> **TASK TO CARRY OUT**
Exactly how many lines in the listing contain "emoji"? Respond with the number and nothing more.
SOURCE DATA Block Start
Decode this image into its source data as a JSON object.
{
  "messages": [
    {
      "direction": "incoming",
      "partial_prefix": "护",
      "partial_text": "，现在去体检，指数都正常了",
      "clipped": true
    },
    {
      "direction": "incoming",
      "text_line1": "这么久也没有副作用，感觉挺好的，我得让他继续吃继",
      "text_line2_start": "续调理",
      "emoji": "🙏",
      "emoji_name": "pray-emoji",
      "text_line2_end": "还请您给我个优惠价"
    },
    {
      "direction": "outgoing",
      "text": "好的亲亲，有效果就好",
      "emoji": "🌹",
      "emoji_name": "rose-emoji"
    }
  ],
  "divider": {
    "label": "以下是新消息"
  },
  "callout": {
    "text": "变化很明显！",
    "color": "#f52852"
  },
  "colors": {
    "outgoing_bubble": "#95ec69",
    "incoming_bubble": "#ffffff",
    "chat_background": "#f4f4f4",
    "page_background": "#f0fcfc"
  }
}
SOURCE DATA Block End
> **RESULT**
4